**What is required:**
Looking at the data below, state how many lines contain "title". No other words are wanted.

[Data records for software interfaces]
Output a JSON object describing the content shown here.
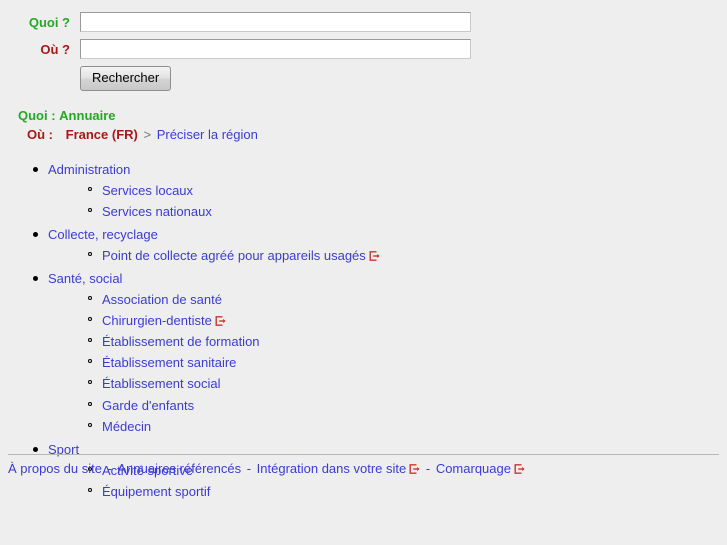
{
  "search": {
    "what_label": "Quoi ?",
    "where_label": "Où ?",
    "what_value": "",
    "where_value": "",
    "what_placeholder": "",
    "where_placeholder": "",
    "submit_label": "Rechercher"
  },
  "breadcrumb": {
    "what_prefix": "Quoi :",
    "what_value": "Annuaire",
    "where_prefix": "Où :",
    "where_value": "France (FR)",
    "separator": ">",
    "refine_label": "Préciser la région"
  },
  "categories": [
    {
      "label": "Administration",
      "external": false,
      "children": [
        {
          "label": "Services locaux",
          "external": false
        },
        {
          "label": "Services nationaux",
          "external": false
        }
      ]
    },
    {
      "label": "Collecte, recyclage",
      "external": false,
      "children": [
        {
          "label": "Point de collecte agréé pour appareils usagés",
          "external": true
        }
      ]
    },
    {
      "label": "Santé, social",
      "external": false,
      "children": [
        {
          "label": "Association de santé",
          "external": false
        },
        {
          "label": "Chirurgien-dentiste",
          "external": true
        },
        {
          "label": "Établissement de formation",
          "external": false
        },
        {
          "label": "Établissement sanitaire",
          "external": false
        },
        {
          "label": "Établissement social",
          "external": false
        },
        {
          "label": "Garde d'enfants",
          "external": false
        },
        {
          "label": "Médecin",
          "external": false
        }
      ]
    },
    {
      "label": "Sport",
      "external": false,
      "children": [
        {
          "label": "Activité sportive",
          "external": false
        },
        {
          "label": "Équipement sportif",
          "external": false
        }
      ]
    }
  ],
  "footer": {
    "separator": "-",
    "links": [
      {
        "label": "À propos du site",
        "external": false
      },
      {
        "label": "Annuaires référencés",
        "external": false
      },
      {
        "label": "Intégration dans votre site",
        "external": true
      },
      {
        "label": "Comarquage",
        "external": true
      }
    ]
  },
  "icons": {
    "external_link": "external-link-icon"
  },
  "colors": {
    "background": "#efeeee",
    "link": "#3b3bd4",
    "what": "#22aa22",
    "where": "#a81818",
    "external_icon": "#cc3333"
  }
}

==

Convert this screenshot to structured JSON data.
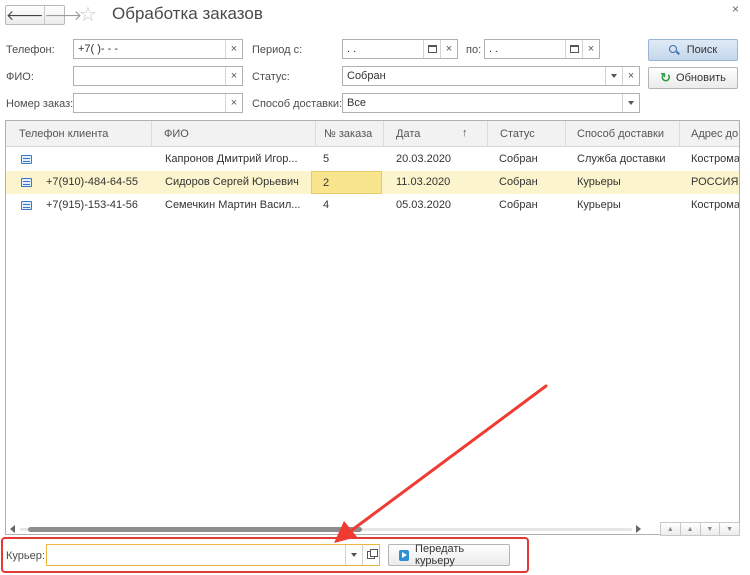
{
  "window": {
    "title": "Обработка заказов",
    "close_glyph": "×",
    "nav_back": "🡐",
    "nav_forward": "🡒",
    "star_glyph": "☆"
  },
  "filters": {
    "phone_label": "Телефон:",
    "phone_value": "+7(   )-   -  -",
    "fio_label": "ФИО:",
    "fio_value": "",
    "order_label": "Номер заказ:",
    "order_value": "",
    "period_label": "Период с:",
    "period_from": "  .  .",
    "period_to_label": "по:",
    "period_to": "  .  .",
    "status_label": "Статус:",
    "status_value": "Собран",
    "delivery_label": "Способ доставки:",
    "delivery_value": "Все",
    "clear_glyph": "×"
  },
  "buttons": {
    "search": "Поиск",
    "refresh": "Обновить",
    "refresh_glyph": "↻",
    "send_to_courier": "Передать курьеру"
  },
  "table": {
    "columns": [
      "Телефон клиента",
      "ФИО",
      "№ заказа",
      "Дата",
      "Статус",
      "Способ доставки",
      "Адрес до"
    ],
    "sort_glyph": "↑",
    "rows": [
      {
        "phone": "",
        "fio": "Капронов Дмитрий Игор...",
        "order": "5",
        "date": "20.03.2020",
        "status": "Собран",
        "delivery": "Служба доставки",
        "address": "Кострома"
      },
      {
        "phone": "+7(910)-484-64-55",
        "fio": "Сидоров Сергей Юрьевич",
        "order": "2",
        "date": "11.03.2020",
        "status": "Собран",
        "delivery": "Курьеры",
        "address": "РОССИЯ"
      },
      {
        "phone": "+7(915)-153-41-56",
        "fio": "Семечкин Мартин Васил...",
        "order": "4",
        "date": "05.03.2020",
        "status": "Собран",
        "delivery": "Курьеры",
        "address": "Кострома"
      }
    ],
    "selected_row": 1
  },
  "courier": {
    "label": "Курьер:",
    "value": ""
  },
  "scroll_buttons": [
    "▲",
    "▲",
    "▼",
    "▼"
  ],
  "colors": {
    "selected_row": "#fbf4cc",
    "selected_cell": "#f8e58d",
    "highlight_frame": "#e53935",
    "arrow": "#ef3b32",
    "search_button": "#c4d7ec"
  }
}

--

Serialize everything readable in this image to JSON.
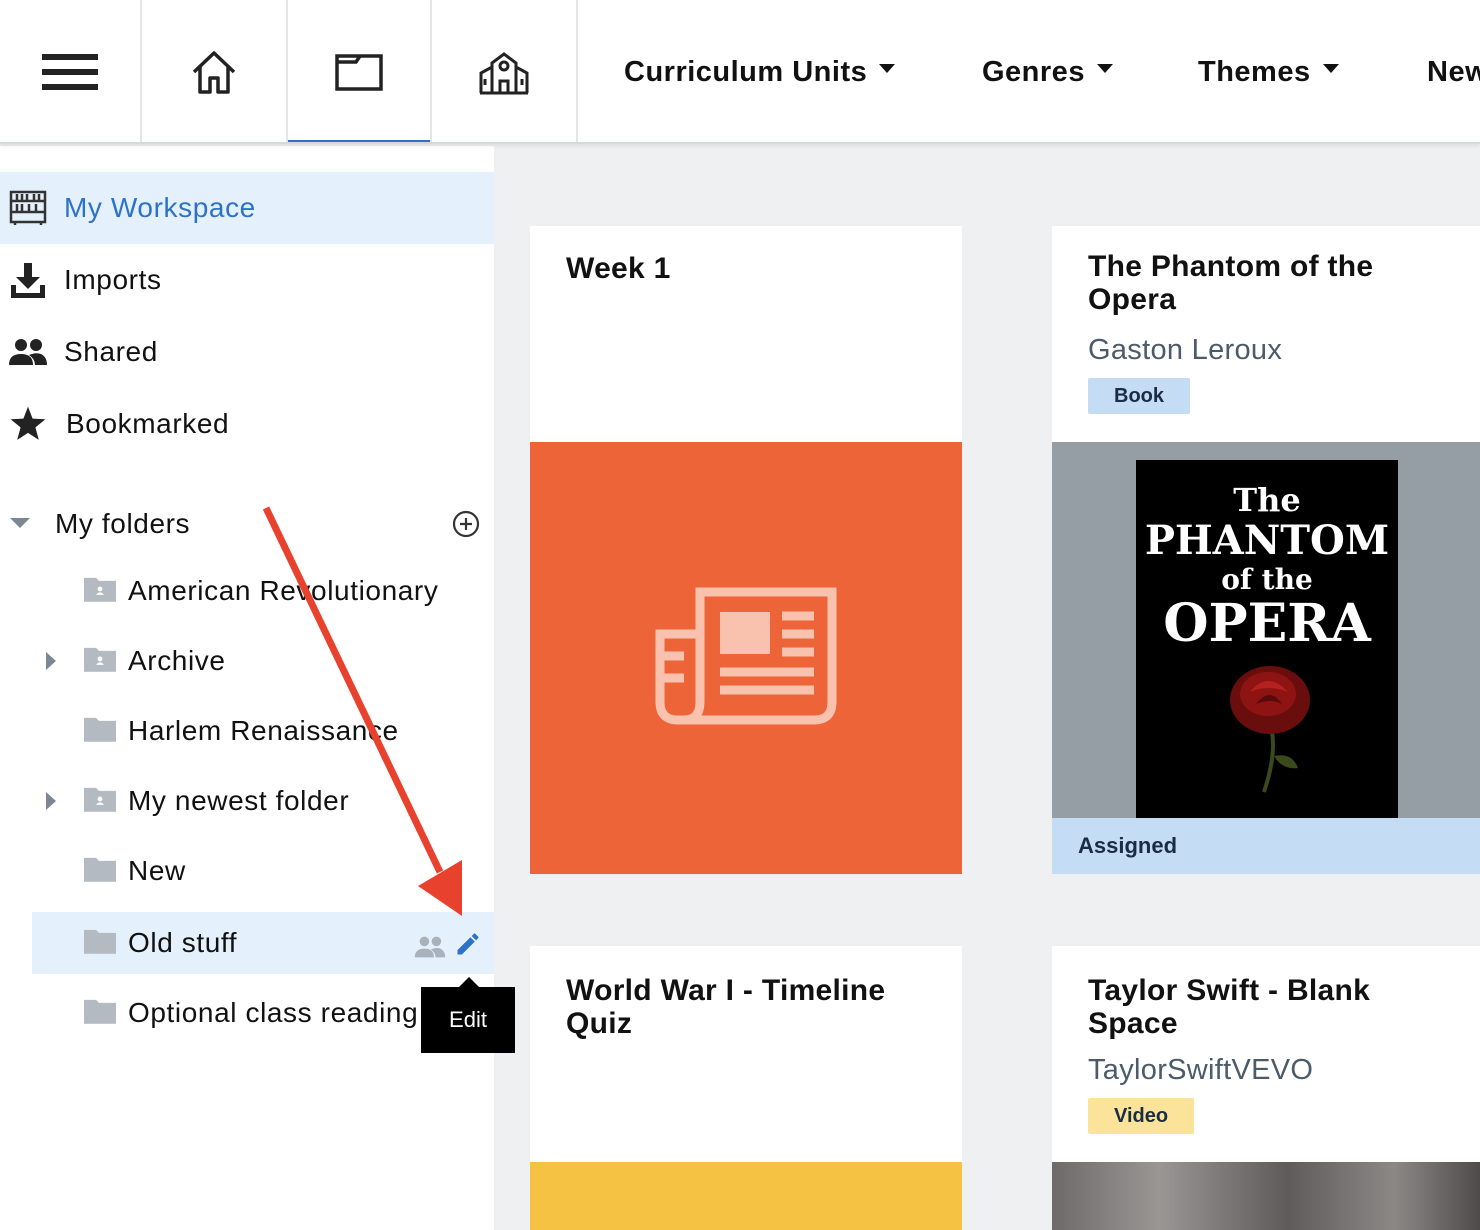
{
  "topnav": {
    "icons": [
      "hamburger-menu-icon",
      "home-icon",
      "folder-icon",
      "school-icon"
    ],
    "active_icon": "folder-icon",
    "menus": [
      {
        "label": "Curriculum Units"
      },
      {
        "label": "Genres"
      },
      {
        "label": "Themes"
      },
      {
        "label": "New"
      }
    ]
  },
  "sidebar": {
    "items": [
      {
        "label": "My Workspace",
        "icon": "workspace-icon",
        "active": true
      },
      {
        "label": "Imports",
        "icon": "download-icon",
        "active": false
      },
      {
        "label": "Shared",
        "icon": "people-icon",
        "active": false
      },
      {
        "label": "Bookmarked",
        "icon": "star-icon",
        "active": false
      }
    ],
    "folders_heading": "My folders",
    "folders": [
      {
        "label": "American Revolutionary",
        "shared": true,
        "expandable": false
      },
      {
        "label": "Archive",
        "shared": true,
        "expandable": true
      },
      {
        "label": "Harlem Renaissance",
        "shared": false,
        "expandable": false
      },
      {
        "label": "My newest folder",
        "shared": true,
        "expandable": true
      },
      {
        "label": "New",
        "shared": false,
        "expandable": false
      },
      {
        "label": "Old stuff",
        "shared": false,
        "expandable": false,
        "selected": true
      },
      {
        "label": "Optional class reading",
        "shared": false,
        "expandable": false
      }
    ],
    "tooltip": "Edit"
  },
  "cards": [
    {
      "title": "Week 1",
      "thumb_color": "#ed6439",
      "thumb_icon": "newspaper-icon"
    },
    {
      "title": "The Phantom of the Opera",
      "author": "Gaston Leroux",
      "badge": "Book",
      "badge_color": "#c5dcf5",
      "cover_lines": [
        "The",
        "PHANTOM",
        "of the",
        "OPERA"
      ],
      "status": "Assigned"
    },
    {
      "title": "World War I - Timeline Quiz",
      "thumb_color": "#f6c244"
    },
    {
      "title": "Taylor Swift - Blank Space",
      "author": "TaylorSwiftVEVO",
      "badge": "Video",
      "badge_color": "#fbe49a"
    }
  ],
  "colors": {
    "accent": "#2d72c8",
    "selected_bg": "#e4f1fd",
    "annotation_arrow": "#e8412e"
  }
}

**Response area:**
5